## [Task description]
Below are records; report how many of their lines contain the word "Withdraw", giving only the number.

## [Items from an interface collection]
* * *
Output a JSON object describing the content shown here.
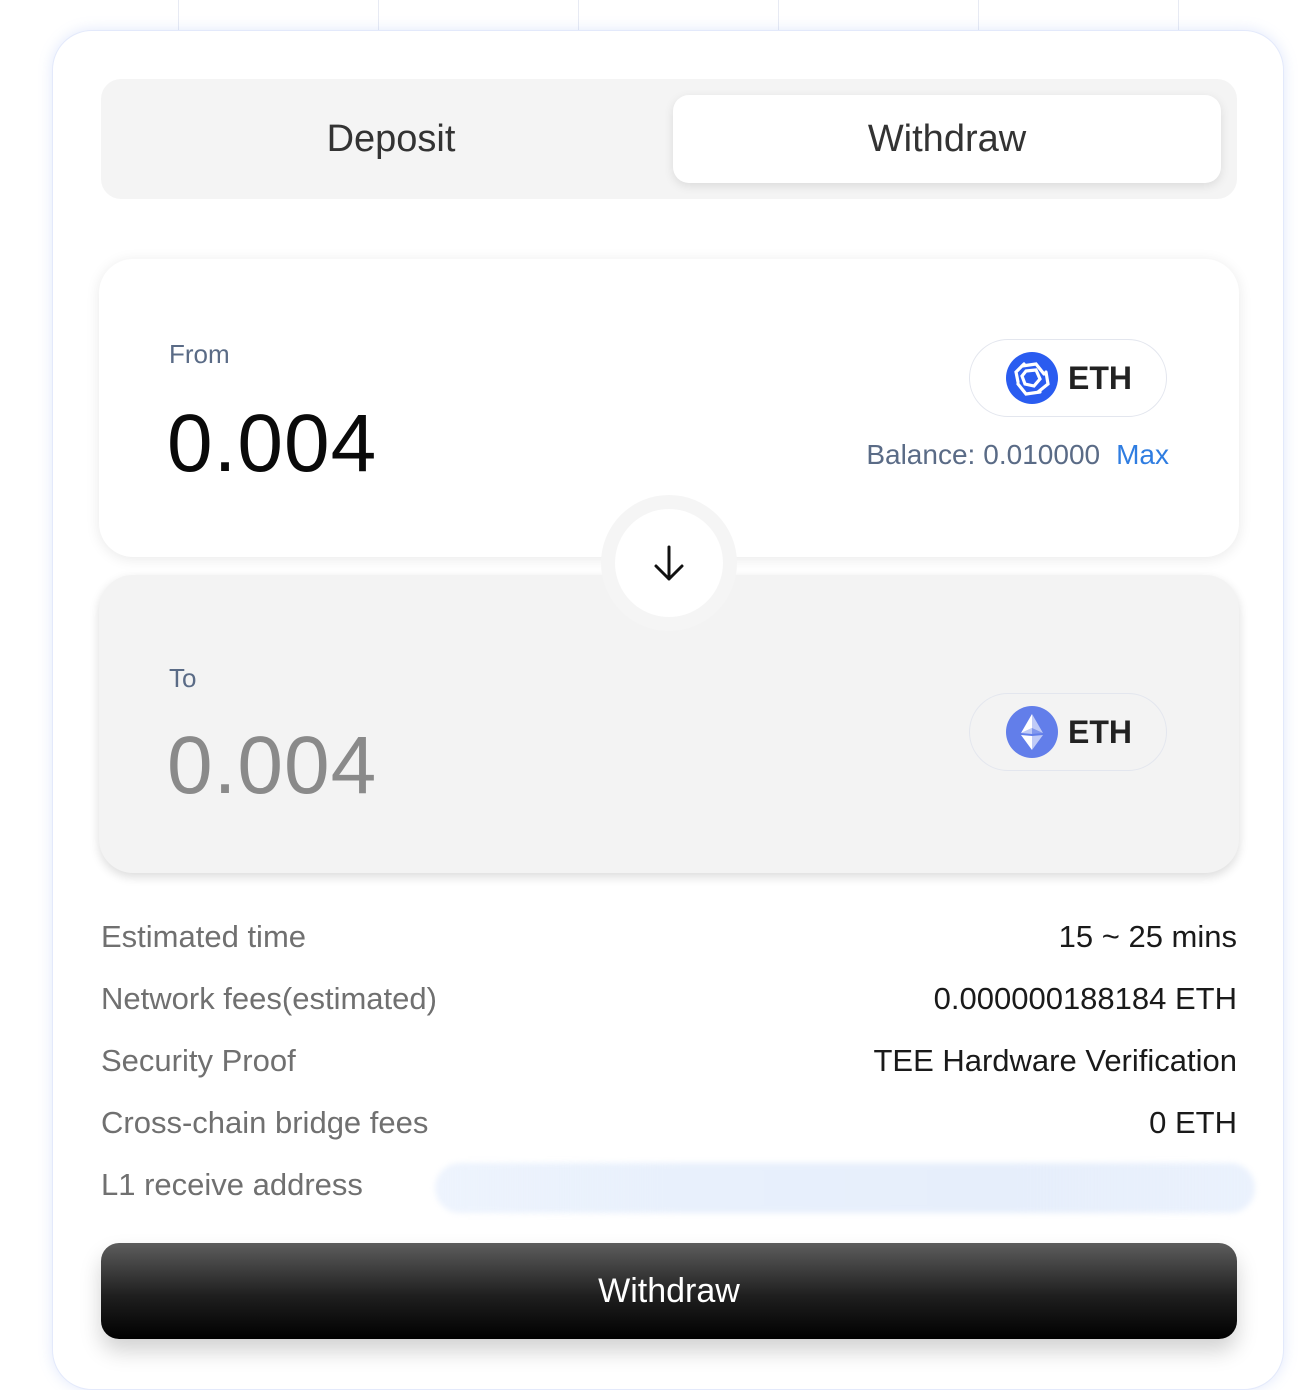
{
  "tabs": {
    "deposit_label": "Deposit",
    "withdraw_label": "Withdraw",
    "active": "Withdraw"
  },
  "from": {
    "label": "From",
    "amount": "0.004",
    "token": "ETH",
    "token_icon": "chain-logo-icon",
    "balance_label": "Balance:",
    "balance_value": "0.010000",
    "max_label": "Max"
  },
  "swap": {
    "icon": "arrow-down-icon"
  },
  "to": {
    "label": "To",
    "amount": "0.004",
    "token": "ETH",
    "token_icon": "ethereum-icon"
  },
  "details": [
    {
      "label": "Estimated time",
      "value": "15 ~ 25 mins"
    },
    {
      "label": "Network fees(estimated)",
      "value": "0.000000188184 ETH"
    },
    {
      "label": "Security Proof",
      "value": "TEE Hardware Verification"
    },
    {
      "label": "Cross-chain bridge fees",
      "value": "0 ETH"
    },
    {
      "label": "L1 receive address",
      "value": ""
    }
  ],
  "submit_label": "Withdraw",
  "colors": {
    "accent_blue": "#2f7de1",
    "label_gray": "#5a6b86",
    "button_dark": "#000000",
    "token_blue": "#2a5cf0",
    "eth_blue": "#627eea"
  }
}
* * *
## [Written solution]
3